About this exercise:
Track down each line below containing the string "screenshot" and copy it.

Dataset records:
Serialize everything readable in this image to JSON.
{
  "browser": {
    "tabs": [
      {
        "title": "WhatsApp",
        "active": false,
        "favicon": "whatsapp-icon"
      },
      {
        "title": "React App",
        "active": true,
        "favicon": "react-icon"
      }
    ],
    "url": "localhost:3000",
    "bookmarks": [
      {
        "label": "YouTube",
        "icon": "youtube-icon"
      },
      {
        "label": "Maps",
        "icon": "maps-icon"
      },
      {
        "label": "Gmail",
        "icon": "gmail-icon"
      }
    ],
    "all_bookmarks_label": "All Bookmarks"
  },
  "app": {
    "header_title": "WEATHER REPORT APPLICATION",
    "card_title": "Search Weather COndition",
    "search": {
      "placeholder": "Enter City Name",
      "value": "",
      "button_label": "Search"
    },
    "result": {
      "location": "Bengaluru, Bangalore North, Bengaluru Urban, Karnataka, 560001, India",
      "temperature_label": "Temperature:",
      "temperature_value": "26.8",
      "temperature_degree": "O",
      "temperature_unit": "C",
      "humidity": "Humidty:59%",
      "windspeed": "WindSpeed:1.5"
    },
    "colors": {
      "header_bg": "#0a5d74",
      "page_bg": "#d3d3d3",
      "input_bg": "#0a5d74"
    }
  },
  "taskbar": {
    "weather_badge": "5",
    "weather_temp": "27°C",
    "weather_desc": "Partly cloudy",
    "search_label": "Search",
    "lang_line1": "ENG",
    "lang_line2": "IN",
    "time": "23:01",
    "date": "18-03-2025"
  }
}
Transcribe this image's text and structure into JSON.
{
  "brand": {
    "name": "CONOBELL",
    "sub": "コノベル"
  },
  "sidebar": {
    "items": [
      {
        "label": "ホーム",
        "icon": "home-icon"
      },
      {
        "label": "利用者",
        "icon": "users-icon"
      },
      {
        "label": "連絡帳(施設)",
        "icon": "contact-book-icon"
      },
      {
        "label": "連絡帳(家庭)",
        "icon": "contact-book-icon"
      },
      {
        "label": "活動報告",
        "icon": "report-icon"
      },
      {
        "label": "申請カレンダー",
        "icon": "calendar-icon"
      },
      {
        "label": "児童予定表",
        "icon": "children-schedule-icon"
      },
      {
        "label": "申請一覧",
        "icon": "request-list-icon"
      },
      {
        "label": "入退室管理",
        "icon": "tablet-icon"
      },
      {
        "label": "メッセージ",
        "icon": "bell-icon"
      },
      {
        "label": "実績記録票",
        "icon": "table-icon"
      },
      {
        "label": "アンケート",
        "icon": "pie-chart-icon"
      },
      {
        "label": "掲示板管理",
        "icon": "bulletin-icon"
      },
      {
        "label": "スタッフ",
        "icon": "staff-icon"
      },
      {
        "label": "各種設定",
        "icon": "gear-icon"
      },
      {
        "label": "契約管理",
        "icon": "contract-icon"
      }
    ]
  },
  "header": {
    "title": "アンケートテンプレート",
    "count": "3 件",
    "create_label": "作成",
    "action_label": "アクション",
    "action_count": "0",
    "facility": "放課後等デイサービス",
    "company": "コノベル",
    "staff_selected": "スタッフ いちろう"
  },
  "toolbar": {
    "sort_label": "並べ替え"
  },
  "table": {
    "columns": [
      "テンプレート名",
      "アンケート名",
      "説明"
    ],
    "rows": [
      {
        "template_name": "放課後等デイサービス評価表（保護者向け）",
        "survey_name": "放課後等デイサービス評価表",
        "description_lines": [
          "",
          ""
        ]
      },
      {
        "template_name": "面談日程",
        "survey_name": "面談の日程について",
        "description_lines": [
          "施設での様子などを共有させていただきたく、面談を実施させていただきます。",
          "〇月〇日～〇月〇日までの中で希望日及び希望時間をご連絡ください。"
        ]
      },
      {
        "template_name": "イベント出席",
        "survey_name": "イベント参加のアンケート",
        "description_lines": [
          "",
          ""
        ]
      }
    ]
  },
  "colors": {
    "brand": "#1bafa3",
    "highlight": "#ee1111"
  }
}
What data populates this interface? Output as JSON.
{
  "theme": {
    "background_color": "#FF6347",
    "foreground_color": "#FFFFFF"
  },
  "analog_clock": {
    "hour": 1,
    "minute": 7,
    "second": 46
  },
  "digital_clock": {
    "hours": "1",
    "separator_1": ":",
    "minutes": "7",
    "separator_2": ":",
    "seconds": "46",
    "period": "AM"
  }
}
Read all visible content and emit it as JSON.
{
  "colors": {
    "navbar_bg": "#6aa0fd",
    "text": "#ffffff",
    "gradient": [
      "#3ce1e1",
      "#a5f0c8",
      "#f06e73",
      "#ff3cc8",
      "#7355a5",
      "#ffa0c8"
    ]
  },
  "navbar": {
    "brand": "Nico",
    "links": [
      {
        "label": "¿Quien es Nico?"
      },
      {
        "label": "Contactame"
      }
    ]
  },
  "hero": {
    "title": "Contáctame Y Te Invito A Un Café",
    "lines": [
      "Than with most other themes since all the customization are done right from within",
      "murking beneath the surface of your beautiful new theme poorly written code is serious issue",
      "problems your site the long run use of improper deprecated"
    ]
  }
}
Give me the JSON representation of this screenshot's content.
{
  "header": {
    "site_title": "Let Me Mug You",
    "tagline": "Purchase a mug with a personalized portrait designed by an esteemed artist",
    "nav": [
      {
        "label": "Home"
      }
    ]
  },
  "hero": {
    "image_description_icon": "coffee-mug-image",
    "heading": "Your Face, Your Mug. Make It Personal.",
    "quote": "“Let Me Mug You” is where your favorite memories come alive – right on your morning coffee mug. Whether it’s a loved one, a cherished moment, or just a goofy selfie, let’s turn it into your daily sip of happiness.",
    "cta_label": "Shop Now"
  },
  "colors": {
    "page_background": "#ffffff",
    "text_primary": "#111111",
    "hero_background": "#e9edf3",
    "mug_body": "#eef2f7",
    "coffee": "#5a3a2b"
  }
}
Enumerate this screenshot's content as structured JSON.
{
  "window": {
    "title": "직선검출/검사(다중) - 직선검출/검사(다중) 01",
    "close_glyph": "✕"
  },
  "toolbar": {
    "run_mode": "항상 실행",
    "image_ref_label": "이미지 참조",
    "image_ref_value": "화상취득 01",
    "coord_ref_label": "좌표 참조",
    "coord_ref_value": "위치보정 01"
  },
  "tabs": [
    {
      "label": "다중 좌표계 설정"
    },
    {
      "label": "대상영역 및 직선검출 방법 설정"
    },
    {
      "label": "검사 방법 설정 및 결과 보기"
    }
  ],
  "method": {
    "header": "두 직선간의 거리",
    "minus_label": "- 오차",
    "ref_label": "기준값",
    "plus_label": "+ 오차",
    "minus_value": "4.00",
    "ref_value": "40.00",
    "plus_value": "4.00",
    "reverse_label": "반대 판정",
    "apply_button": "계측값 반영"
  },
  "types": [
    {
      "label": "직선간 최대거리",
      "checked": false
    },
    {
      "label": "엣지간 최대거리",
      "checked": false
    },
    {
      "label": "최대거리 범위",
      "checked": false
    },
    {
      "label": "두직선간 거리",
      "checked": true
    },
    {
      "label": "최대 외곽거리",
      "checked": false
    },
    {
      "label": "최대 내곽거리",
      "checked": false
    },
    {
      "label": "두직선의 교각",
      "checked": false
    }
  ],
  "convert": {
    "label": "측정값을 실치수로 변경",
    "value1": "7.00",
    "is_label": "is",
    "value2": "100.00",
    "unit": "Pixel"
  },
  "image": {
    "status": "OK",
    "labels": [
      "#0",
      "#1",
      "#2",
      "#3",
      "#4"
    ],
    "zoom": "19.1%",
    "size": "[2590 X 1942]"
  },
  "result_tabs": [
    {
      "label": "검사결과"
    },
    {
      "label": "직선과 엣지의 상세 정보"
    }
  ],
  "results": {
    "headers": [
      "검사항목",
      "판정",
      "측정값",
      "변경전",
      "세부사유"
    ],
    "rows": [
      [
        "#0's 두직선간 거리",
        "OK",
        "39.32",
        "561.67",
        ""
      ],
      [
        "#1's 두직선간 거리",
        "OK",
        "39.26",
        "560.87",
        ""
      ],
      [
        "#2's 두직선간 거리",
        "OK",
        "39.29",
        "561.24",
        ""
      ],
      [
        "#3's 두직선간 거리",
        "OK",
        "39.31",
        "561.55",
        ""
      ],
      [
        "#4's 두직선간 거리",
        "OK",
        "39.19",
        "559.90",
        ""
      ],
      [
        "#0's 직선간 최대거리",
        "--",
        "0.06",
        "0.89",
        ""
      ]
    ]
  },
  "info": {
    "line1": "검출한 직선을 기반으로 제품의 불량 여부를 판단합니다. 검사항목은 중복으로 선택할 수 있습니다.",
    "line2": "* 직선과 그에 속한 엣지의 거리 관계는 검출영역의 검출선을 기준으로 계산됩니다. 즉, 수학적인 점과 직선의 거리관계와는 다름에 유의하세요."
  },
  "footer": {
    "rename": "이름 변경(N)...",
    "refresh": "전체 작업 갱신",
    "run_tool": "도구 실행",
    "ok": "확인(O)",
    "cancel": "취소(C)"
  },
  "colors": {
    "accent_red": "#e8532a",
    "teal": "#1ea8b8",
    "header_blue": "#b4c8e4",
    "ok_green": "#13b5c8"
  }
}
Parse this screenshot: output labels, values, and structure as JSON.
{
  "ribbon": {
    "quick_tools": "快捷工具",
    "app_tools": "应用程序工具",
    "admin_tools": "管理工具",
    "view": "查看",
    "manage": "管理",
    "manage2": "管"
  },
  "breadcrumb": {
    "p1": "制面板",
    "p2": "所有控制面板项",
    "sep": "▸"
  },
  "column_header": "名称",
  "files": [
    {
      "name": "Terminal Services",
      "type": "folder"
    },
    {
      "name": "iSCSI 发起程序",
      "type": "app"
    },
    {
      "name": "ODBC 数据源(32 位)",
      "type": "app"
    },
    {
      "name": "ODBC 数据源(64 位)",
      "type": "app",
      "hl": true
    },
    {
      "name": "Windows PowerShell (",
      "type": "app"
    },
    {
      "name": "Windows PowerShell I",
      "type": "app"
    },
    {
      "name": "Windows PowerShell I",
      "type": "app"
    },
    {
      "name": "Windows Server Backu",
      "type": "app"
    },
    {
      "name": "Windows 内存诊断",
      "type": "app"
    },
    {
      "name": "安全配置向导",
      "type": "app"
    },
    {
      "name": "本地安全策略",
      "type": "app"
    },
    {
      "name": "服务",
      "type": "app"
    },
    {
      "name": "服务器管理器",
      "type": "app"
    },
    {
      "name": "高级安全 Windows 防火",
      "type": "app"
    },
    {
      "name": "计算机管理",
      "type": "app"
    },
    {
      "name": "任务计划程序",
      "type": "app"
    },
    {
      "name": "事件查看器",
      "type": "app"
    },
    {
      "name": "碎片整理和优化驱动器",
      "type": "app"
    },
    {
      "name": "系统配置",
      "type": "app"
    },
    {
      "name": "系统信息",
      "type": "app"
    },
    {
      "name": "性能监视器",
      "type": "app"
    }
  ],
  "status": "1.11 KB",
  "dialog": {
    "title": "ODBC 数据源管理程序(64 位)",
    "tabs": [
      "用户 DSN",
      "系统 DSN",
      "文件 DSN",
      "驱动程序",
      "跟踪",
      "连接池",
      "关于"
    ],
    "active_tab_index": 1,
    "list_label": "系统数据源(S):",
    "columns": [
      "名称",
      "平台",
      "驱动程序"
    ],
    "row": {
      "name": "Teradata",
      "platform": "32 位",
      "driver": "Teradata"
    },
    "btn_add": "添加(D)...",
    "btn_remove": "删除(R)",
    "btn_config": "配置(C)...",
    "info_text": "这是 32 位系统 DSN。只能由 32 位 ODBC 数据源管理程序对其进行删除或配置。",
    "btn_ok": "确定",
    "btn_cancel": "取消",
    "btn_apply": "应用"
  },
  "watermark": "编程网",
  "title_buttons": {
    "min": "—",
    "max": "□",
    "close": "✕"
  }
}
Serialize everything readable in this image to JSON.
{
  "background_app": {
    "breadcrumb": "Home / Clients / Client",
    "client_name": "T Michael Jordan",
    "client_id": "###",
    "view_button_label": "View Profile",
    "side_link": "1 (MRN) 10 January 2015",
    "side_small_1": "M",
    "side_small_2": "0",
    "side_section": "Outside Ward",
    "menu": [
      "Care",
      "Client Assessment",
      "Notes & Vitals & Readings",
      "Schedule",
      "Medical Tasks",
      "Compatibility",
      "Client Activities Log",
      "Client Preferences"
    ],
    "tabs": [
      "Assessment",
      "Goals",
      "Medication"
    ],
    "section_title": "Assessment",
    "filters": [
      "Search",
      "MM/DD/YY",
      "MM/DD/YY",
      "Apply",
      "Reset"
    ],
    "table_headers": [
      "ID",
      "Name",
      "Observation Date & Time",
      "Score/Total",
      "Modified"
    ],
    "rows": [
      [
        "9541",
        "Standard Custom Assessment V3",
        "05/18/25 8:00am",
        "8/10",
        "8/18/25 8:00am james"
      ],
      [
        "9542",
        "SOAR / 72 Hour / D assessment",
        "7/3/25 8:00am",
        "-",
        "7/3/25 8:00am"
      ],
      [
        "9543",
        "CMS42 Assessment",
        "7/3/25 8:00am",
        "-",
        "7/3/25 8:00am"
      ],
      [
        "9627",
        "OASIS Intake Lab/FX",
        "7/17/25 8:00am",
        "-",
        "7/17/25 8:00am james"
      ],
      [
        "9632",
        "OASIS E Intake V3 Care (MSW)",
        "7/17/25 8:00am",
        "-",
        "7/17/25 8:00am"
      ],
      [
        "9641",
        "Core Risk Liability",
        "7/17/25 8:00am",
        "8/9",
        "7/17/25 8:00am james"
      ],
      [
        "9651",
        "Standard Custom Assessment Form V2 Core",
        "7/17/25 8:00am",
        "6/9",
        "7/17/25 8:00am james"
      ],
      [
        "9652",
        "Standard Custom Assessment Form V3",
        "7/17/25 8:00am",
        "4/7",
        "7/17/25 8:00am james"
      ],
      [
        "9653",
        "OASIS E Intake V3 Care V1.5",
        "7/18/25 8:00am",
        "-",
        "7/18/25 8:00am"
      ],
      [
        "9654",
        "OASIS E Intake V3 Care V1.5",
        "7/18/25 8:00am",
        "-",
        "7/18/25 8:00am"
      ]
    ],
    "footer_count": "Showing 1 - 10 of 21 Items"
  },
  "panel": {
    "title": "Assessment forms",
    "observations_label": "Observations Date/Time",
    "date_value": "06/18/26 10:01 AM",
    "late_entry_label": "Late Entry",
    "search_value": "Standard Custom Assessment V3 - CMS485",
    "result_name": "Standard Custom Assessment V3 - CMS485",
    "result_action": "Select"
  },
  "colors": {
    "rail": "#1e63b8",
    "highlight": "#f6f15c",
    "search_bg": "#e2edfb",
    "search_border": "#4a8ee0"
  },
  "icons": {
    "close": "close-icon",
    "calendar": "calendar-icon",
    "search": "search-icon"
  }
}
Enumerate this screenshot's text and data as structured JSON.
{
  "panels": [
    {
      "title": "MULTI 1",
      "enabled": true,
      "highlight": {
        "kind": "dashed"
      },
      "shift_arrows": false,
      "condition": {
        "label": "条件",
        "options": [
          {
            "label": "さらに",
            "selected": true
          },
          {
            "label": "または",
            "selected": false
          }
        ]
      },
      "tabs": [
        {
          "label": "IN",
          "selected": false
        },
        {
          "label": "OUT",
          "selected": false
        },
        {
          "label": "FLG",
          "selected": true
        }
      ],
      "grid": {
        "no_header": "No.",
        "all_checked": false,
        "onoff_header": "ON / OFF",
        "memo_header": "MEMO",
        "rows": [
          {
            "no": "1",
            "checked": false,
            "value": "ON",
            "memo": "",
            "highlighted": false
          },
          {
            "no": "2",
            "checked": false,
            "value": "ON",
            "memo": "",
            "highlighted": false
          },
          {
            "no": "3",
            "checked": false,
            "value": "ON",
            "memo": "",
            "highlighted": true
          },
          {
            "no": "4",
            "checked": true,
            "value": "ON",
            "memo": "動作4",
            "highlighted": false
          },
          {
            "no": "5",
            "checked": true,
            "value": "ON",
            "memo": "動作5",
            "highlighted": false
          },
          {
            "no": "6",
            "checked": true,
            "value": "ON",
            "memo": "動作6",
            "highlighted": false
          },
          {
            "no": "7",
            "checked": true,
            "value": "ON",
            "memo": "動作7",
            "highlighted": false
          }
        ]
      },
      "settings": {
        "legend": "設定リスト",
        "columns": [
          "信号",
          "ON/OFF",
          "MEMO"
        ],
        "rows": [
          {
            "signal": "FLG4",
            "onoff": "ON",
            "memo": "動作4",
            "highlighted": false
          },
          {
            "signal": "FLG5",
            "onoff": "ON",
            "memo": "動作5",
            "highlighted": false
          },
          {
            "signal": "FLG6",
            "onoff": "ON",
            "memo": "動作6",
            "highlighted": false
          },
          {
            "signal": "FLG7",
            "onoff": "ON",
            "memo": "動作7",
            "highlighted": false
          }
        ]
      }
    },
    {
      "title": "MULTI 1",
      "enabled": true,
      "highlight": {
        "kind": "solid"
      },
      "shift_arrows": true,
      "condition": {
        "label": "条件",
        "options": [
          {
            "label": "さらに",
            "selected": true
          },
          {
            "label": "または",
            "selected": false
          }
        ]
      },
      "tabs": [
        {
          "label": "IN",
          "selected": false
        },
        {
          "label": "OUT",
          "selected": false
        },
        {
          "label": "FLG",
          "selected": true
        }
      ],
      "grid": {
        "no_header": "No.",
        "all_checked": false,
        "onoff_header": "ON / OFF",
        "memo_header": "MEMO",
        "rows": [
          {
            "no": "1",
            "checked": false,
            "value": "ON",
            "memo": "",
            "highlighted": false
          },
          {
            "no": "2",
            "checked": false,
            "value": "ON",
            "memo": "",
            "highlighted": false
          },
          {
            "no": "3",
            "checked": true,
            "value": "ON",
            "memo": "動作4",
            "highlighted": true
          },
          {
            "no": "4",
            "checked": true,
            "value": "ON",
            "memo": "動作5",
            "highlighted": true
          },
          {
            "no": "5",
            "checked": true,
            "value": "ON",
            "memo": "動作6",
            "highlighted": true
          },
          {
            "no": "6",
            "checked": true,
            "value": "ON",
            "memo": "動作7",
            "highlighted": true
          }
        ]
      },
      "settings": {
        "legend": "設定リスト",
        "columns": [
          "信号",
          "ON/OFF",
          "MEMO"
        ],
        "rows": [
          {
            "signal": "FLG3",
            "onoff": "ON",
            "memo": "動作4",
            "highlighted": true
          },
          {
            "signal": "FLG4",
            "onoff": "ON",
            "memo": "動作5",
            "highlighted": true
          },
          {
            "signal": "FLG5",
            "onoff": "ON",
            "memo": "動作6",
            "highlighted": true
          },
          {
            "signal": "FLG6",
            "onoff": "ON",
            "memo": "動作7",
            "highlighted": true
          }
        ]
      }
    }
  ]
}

Task solution:
Give me the JSON representation of this screenshot's content.
Enumerate this screenshot's content as structured JSON.
Parse this screenshot: output labels, values, and structure as JSON.
Enumerate this screenshot's text and data as structured JSON.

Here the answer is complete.